If a line of the data below holds the word "description", list it.

Records shown:
-- -- --

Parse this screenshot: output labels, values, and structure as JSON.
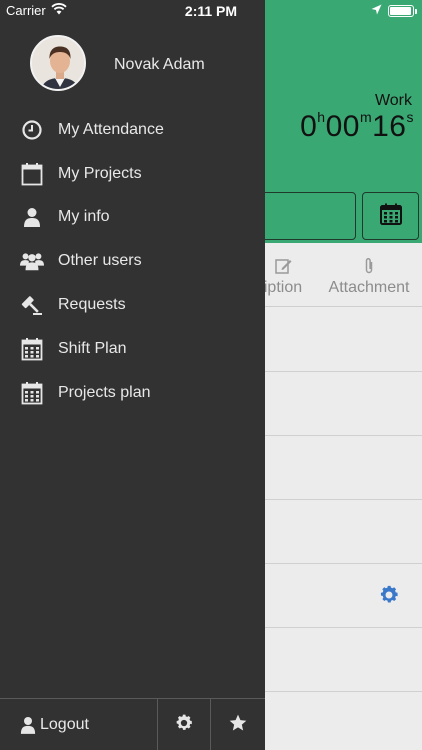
{
  "status_bar": {
    "carrier": "Carrier",
    "time": "2:11 PM",
    "battery_level": 0.95
  },
  "main": {
    "work_label": "Work",
    "timer": {
      "hours": "0",
      "h_unit": "h",
      "minutes": "00",
      "m_unit": "m",
      "seconds": "16",
      "s_unit": "s"
    },
    "tabs": [
      {
        "label": "iption",
        "icon": "edit-icon"
      },
      {
        "label": "Attachment",
        "icon": "paperclip-icon"
      }
    ],
    "accent_color": "#3aa873",
    "gear_color": "#3a78c9"
  },
  "drawer": {
    "user_name": "Novak Adam",
    "menu": [
      {
        "label": "My Attendance",
        "icon": "clock-icon"
      },
      {
        "label": "My Projects",
        "icon": "calendar-outline-icon"
      },
      {
        "label": "My info",
        "icon": "user-icon"
      },
      {
        "label": "Other users",
        "icon": "users-icon"
      },
      {
        "label": "Requests",
        "icon": "gavel-icon"
      },
      {
        "label": "Shift Plan",
        "icon": "calendar-grid-icon"
      },
      {
        "label": "Projects plan",
        "icon": "calendar-grid-icon"
      }
    ],
    "footer": {
      "logout_label": "Logout",
      "settings_icon": "gear-icon",
      "favorites_icon": "star-icon"
    }
  }
}
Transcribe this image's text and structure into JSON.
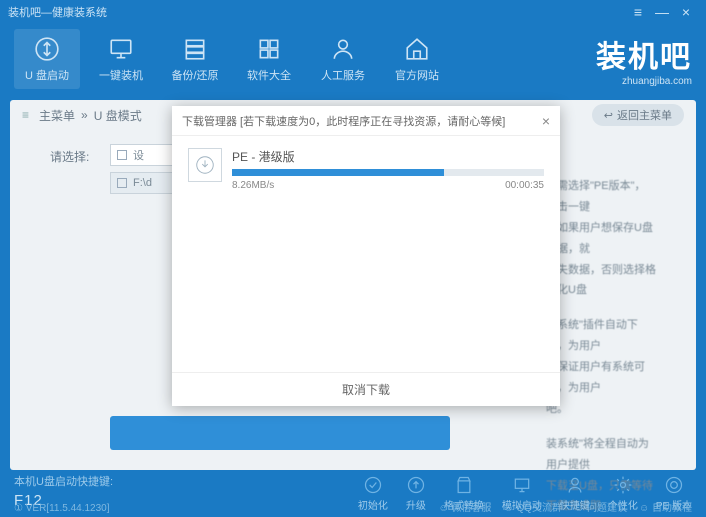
{
  "window": {
    "title": "装机吧—健康装系统"
  },
  "nav": {
    "items": [
      {
        "label": "U 盘启动"
      },
      {
        "label": "一键装机"
      },
      {
        "label": "备份/还原"
      },
      {
        "label": "软件大全"
      },
      {
        "label": "人工服务"
      },
      {
        "label": "官方网站"
      }
    ]
  },
  "brand": {
    "name": "装机吧",
    "url": "zhuangjiba.com"
  },
  "crumbs": {
    "a": "主菜单",
    "sep": "»",
    "b": "U 盘模式",
    "back": "返回主菜单"
  },
  "panel": {
    "select_label": "请选择:",
    "row1": "设",
    "row2": "F:\\d"
  },
  "modal": {
    "title": "下载管理器 [若下载速度为0，此时程序正在寻找资源，请耐心等候]",
    "item_name": "PE - 港级版",
    "speed": "8.26MB/s",
    "eta": "00:00:35",
    "cancel": "取消下载"
  },
  "bottom": {
    "hint": "本机U盘启动快捷键:",
    "key": "F12",
    "version": "VER[11.5.44.1230]",
    "icons": [
      {
        "label": "初始化"
      },
      {
        "label": "升级"
      },
      {
        "label": "格式转换"
      },
      {
        "label": "模拟启动"
      },
      {
        "label": "快捷键"
      },
      {
        "label": "个性化"
      },
      {
        "label": "PE 版本"
      }
    ],
    "links": [
      {
        "label": "微信客服"
      },
      {
        "label": "QQ交流群"
      },
      {
        "label": "问题建议"
      },
      {
        "label": "自助教程"
      }
    ]
  },
  "bgtext": {
    "l1": "不需选择\"PE版本\"，点击一键",
    "l2": "。如果用户想保存U盘数据，就",
    "l3": "丢失数据，否则选择格式化U盘",
    "l4": "装系统\"插件自动下载，为用户",
    "l5": "，保证用户有系统可装，为用户",
    "l6": "吧。",
    "l7": "装系统\"将全程自动为用户提供",
    "l8": "下载至U盘，只需等待下载完成即"
  }
}
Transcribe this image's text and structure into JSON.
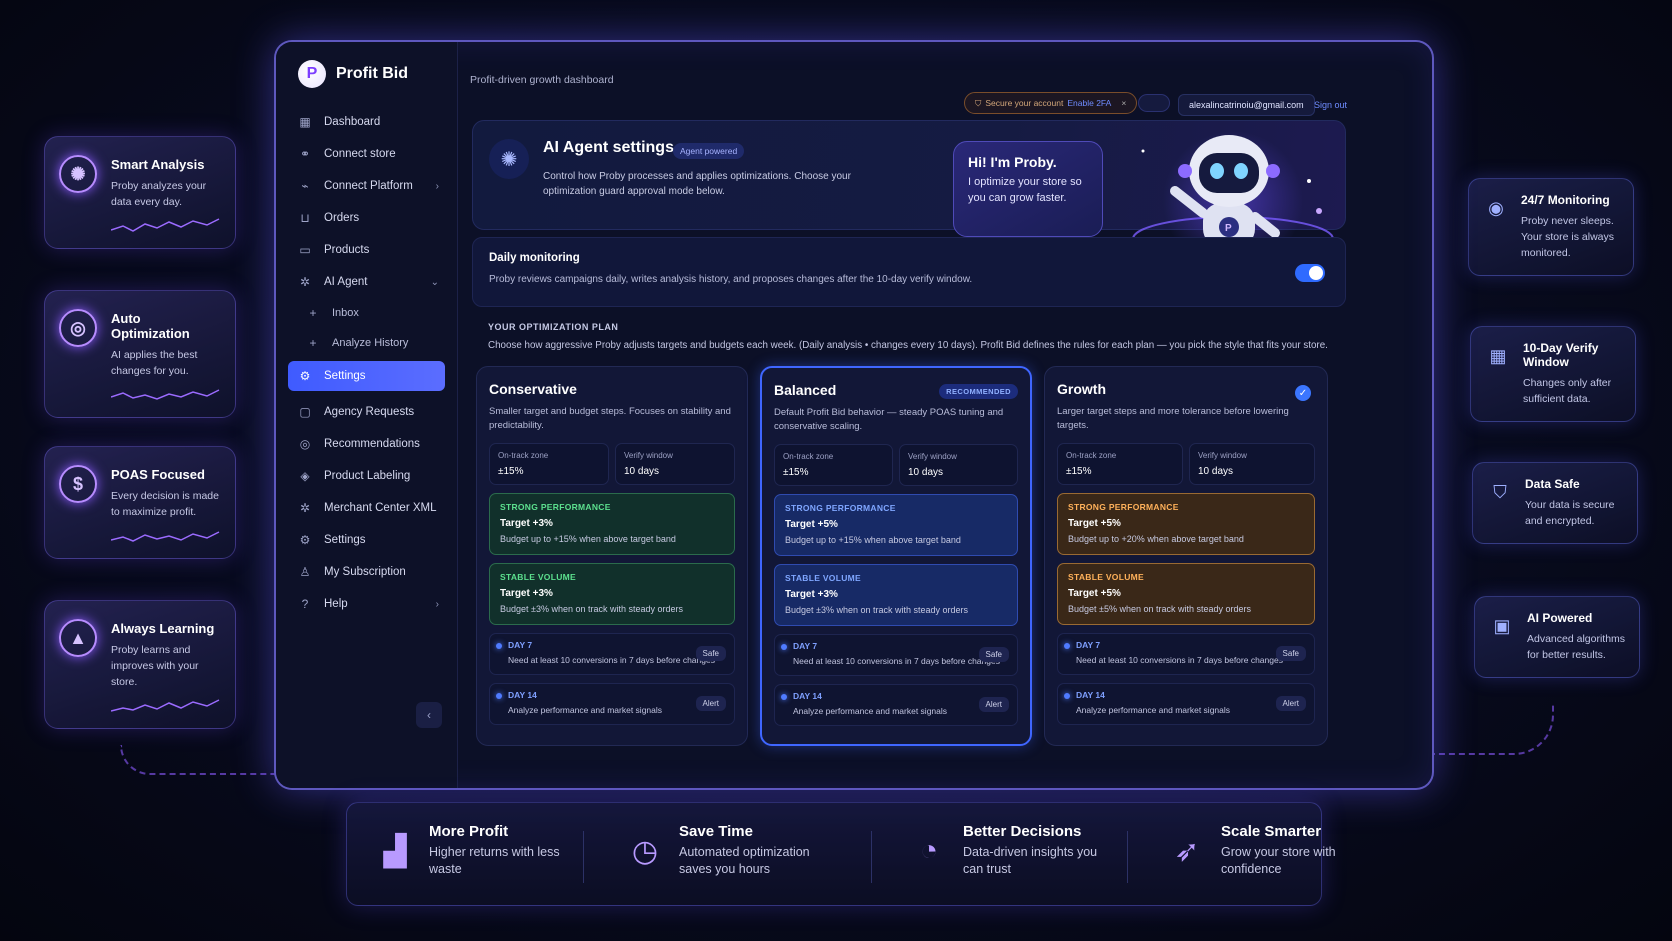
{
  "app": {
    "name": "Profit Bid",
    "logo_letter": "P"
  },
  "sidebar": {
    "items": [
      {
        "label": "Dashboard",
        "icon": "grid-icon"
      },
      {
        "label": "Connect store",
        "icon": "link-icon"
      },
      {
        "label": "Connect Platform",
        "icon": "plug-icon"
      },
      {
        "label": "Orders",
        "icon": "cart-icon"
      },
      {
        "label": "Products",
        "icon": "box-icon"
      },
      {
        "label": "AI Agent",
        "icon": "chip-icon"
      },
      {
        "label": "Inbox",
        "icon": "plus-icon"
      },
      {
        "label": "Analyze History",
        "icon": "plus-icon"
      },
      {
        "label": "Settings",
        "icon": "gear-icon"
      },
      {
        "label": "Agency Requests",
        "icon": "folder-icon"
      },
      {
        "label": "Recommendations",
        "icon": "target-icon"
      },
      {
        "label": "Product Labeling",
        "icon": "tag-icon"
      },
      {
        "label": "Merchant Center XML",
        "icon": "code-icon"
      },
      {
        "label": "Settings",
        "icon": "gear-icon"
      },
      {
        "label": "My Subscription",
        "icon": "user-icon"
      },
      {
        "label": "Help",
        "icon": "help-icon"
      }
    ]
  },
  "topbar": {
    "breadcrumb": "Profit-driven growth dashboard",
    "security": {
      "text": "Secure your account",
      "link": "Enable 2FA",
      "close": "×"
    },
    "email": "alexalincatrinoiu@gmail.com",
    "signout": "Sign out"
  },
  "agent": {
    "title": "AI Agent settings",
    "badge": "Agent powered",
    "description": "Control how Proby processes and applies optimizations. Choose your optimization guard approval mode below.",
    "bubble_title": "Hi! I'm Proby.",
    "bubble_text": "I optimize your store so you can grow faster."
  },
  "daily": {
    "title": "Daily monitoring",
    "text": "Proby reviews campaigns daily, writes analysis history, and proposes changes after the 10-day verify window.",
    "enabled": true
  },
  "plan": {
    "heading": "YOUR OPTIMIZATION PLAN",
    "description": "Choose how aggressive Proby adjusts targets and budgets each week. (Daily analysis • changes every 10 days). Profit Bid defines the rules for each plan — you pick the style that fits your store.",
    "cards": [
      {
        "name": "Conservative",
        "badge": "",
        "description": "Smaller target and budget steps. Focuses on stability and predictability.",
        "zone_label": "On-track zone",
        "zone_value": "±15%",
        "window_label": "Verify window",
        "window_value": "10 days",
        "strong_label": "STRONG PERFORMANCE",
        "strong_target": "Target +3%",
        "strong_desc": "Budget up to +15% when above target band",
        "stable_label": "STABLE VOLUME",
        "stable_target": "Target +3%",
        "stable_desc": "Budget ±3% when on track with steady orders",
        "day7": "DAY 7",
        "day7_desc": "Need at least 10 conversions in 7 days before changes",
        "day7_tag": "Safe",
        "day14": "DAY 14",
        "day14_desc": "Analyze performance and market signals",
        "day14_tag": "Alert"
      },
      {
        "name": "Balanced",
        "badge": "RECOMMENDED",
        "description": "Default Profit Bid behavior — steady POAS tuning and conservative scaling.",
        "zone_label": "On-track zone",
        "zone_value": "±15%",
        "window_label": "Verify window",
        "window_value": "10 days",
        "strong_label": "STRONG PERFORMANCE",
        "strong_target": "Target +5%",
        "strong_desc": "Budget up to +15% when above target band",
        "stable_label": "STABLE VOLUME",
        "stable_target": "Target +3%",
        "stable_desc": "Budget ±3% when on track with steady orders",
        "day7": "DAY 7",
        "day7_desc": "Need at least 10 conversions in 7 days before changes",
        "day7_tag": "Safe",
        "day14": "DAY 14",
        "day14_desc": "Analyze performance and market signals",
        "day14_tag": "Alert"
      },
      {
        "name": "Growth",
        "badge": "",
        "description": "Larger target steps and more tolerance before lowering targets.",
        "zone_label": "On-track zone",
        "zone_value": "±15%",
        "window_label": "Verify window",
        "window_value": "10 days",
        "strong_label": "STRONG PERFORMANCE",
        "strong_target": "Target +5%",
        "strong_desc": "Budget up to +20% when above target band",
        "stable_label": "STABLE VOLUME",
        "stable_target": "Target +5%",
        "stable_desc": "Budget ±5% when on track with steady orders",
        "day7": "DAY 7",
        "day7_desc": "Need at least 10 conversions in 7 days before changes",
        "day7_tag": "Safe",
        "day14": "DAY 14",
        "day14_desc": "Analyze performance and market signals",
        "day14_tag": "Alert"
      }
    ]
  },
  "left_features": [
    {
      "title": "Smart Analysis",
      "text": "Proby analyzes your data every day.",
      "icon": "brain-icon"
    },
    {
      "title": "Auto Optimization",
      "text": "AI applies the best changes for you.",
      "icon": "target-icon"
    },
    {
      "title": "POAS Focused",
      "text": "Every decision is made to maximize profit.",
      "icon": "dollar-icon"
    },
    {
      "title": "Always Learning",
      "text": "Proby learns and improves with your store.",
      "icon": "graduation-cap-icon"
    }
  ],
  "right_features": [
    {
      "title": "24/7 Monitoring",
      "text": "Proby never sleeps. Your store is always monitored.",
      "icon": "eye-icon"
    },
    {
      "title": "10-Day Verify Window",
      "text": "Changes only after sufficient data.",
      "icon": "calendar-icon"
    },
    {
      "title": "Data Safe",
      "text": "Your data is secure and encrypted.",
      "icon": "shield-icon"
    },
    {
      "title": "AI Powered",
      "text": "Advanced algorithms for better results.",
      "icon": "chip-icon"
    }
  ],
  "benefits": [
    {
      "title": "More Profit",
      "text": "Higher returns with less waste",
      "icon": "bar-chart-icon"
    },
    {
      "title": "Save Time",
      "text": "Automated optimization saves you hours",
      "icon": "clock-icon"
    },
    {
      "title": "Better Decisions",
      "text": "Data-driven insights you can trust",
      "icon": "pie-chart-icon"
    },
    {
      "title": "Scale Smarter",
      "text": "Grow your store with confidence",
      "icon": "rocket-icon"
    }
  ],
  "colors": {
    "accent": "#4f6bff",
    "glow": "#8c5bff",
    "green": "#5ce08e",
    "orange": "#ffb15a"
  }
}
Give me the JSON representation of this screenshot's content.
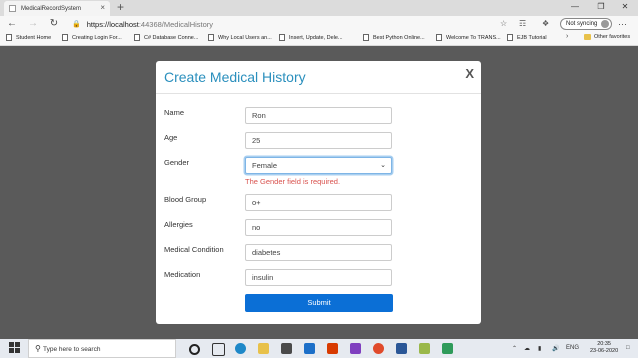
{
  "browser": {
    "tab_title": "MedicalRecordSystem",
    "tab_close": "×",
    "new_tab": "+",
    "url_host": "https://localhost",
    "url_path": ":44368/MedicalHistory",
    "sync_label": "Not syncing",
    "menu": "···",
    "bookmarks": [
      "Student Home",
      "Creating Login For...",
      "C# Database Conne...",
      "Why Local Users an...",
      "Insert, Update, Dele...",
      "Best Python Online...",
      "Welcome To TRANS...",
      "EJB Tutorial"
    ],
    "other_favorites": "Other favorites"
  },
  "modal": {
    "title": "Create Medical History",
    "close": "X",
    "fields": [
      {
        "label": "Name",
        "value": "Ron"
      },
      {
        "label": "Age",
        "value": "25"
      },
      {
        "label": "Gender",
        "value": "Female"
      },
      {
        "label": "Blood Group",
        "value": "o+"
      },
      {
        "label": "Allergies",
        "value": "no"
      },
      {
        "label": "Medical Condition",
        "value": "diabetes"
      },
      {
        "label": "Medication",
        "value": "insulin"
      }
    ],
    "gender_error": "The Gender field is required.",
    "submit_label": "Submit"
  },
  "taskbar": {
    "search_placeholder": "Type here to search",
    "language": "ENG",
    "time": "20:35",
    "date": "23-06-2020"
  },
  "colors": {
    "accent": "#2a8fbd",
    "submit": "#0b6fd6",
    "error": "#d9534f",
    "backdrop": "#5a5a5a"
  }
}
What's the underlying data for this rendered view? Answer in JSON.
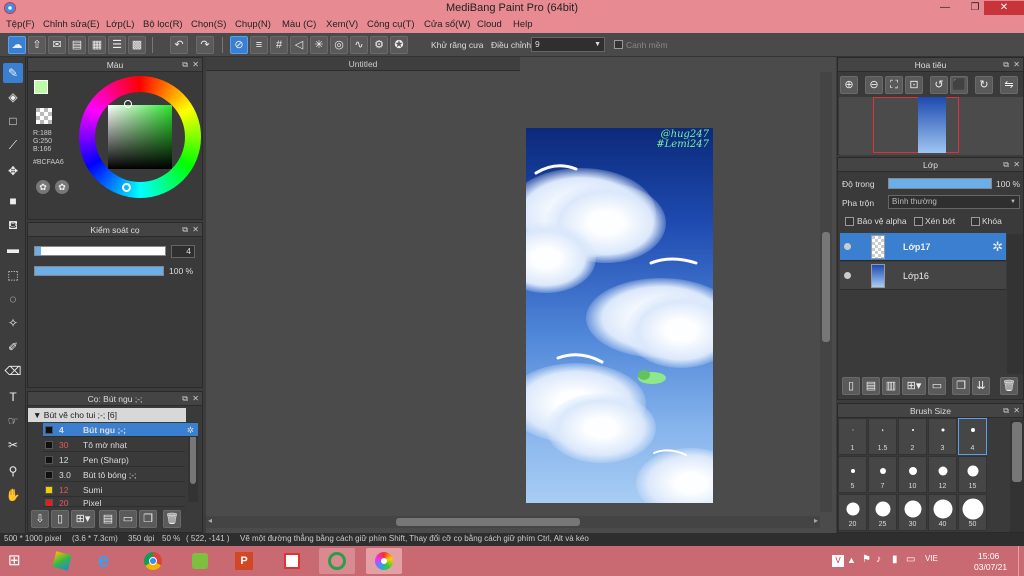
{
  "window": {
    "title": "MediBang Paint Pro (64bit)",
    "minimize": "—",
    "maximize": "❐",
    "close": "✕"
  },
  "menu": [
    "Tệp(F)",
    "Chỉnh sửa(E)",
    "Lớp(L)",
    "Bộ lọc(R)",
    "Chọn(S)",
    "Chụp(N)",
    "Màu (C)",
    "Xem(V)",
    "Công cụ(T)",
    "Cửa sổ(W)",
    "Cloud",
    "Help"
  ],
  "toolbar": {
    "antialias_label": "Khử răng cưa",
    "correction_label": "Điều chỉnh",
    "correction_value": "9",
    "snap_label": "Canh mềm"
  },
  "color_panel": {
    "title": "Màu",
    "r": "R:188",
    "g": "G:250",
    "b": "B:166",
    "hex": "#BCFAA6",
    "primary": "#bcfaa6",
    "secondary": "#7fa8d8"
  },
  "brush_control": {
    "title": "Kiểm soát cọ",
    "size": "4",
    "opacity": "100 %"
  },
  "brush_panel": {
    "title": "Cọ: Bút ngu ;-;",
    "group": "Bút vẽ cho tui ;-; [6]",
    "items": [
      {
        "size": "4",
        "name": "Bút ngu ;-;",
        "color": "#111111"
      },
      {
        "size": "30",
        "name": "Tô mờ nhạt",
        "color": "#111111"
      },
      {
        "size": "12",
        "name": "Pen (Sharp)",
        "color": "#111111"
      },
      {
        "size": "3.0",
        "name": "Bút tô bóng ;-;",
        "color": "#111111"
      },
      {
        "size": "12",
        "name": "Sumi",
        "color": "#f0d000"
      },
      {
        "size": "20",
        "name": "Pixel",
        "color": "#e02020"
      }
    ]
  },
  "document": {
    "tab": "Untitled",
    "signature": "@hug247\n#Lemi247"
  },
  "navigator": {
    "title": "Hoa tiêu"
  },
  "layer_panel": {
    "title": "Lớp",
    "opacity_label": "Độ trong",
    "opacity_value": "100 %",
    "blend_label": "Pha trộn",
    "blend_value": "Bình thường",
    "protect_alpha": "Bảo vệ alpha",
    "clipping": "Xén bớt",
    "lock": "Khóa",
    "layers": [
      {
        "name": "Lớp17",
        "selected": true
      },
      {
        "name": "Lớp16",
        "selected": false
      }
    ]
  },
  "brush_size_panel": {
    "title": "Brush Size",
    "sizes": [
      "1",
      "1.5",
      "2",
      "3",
      "4",
      "5",
      "7",
      "10",
      "12",
      "15",
      "20",
      "25",
      "30",
      "40",
      "50"
    ]
  },
  "status": {
    "size": "500 * 1000 pixel",
    "physical": "(3.6 * 7.3cm)",
    "dpi": "350 dpi",
    "zoom": "50 %",
    "coords": "( 522, -141 )",
    "hint": "Vẽ một đường thẳng bằng cách giữ phím Shift, Thay đổi cỡ cọ bằng cách giữ phím Ctrl, Alt và kéo"
  },
  "taskbar": {
    "lang": "VIE",
    "time": "15:06",
    "date": "03/07/21"
  }
}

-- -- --

Completed exercise:
    "description": "Control how Proby processes and applies optimizations. Choose your optimization guard approval mode below.",
    "description": "Choose how aggressive Proby adjusts targets and budgets each week. (Daily analysis • changes every 10 days). Profit Bid defines the rules for each plan — you pick the style that fits your store.",
        "description": "Smaller target and budget steps. Focuses on stability and predictability.",
        "description": "Default Profit Bid behavior — steady POAS tuning and conservative scaling.",
        "description": "Larger target steps and more tolerance before lowering targets.",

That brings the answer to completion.